'''

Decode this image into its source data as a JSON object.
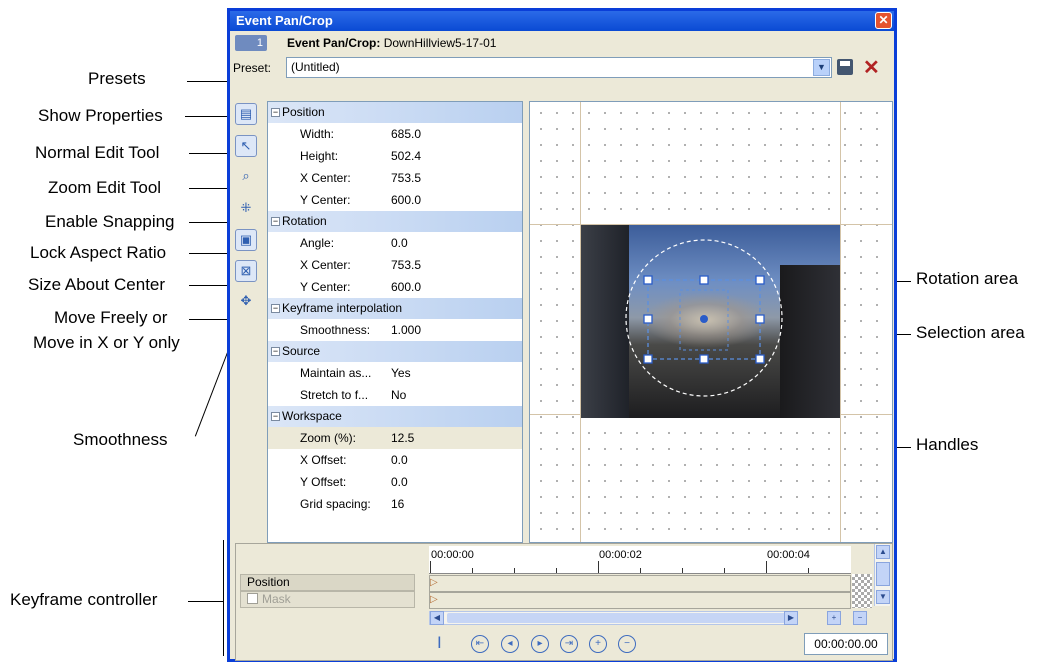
{
  "window": {
    "title": "Event Pan/Crop",
    "header_label": "Event Pan/Crop:",
    "header_value": "DownHillview5-17-01",
    "track_number": "1"
  },
  "preset": {
    "label": "Preset:",
    "value": "(Untitled)"
  },
  "callouts_left": {
    "presets": "Presets",
    "show_properties": "Show Properties",
    "normal_edit": "Normal Edit Tool",
    "zoom_edit": "Zoom Edit Tool",
    "enable_snapping": "Enable Snapping",
    "lock_aspect": "Lock Aspect Ratio",
    "size_about_center": "Size About Center",
    "move_freely_1": "Move Freely or",
    "move_freely_2": "Move in X or Y only",
    "smoothness": "Smoothness",
    "keyframe_controller": "Keyframe controller"
  },
  "callouts_right": {
    "rotation_area": "Rotation area",
    "selection_area": "Selection area",
    "handles": "Handles"
  },
  "properties": {
    "position": {
      "header": "Position",
      "rows": [
        {
          "name": "Width:",
          "value": "685.0"
        },
        {
          "name": "Height:",
          "value": "502.4"
        },
        {
          "name": "X Center:",
          "value": "753.5"
        },
        {
          "name": "Y Center:",
          "value": "600.0"
        }
      ]
    },
    "rotation": {
      "header": "Rotation",
      "rows": [
        {
          "name": "Angle:",
          "value": "0.0"
        },
        {
          "name": "X Center:",
          "value": "753.5"
        },
        {
          "name": "Y Center:",
          "value": "600.0"
        }
      ]
    },
    "keyframe": {
      "header": "Keyframe interpolation",
      "rows": [
        {
          "name": "Smoothness:",
          "value": "1.000"
        }
      ]
    },
    "source": {
      "header": "Source",
      "rows": [
        {
          "name": "Maintain as...",
          "value": "Yes"
        },
        {
          "name": "Stretch to f...",
          "value": "No"
        }
      ]
    },
    "workspace": {
      "header": "Workspace",
      "rows": [
        {
          "name": "Zoom (%):",
          "value": "12.5"
        },
        {
          "name": "X Offset:",
          "value": "0.0"
        },
        {
          "name": "Y Offset:",
          "value": "0.0"
        },
        {
          "name": "Grid spacing:",
          "value": "16"
        }
      ]
    }
  },
  "keyframes": {
    "tracks": [
      {
        "label": "Position"
      },
      {
        "label": "Mask"
      }
    ],
    "ruler": [
      "00:00:00",
      "00:00:02",
      "00:00:04"
    ],
    "timecode": "00:00:00.00"
  },
  "colors": {
    "titlebar": "#0a4ad4",
    "panel_bg": "#ece9d8",
    "accent": "#3d6bbf"
  }
}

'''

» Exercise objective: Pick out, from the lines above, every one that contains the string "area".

» Response:
    "rotation_area": "Rotation area",
    "selection_area": "Selection area",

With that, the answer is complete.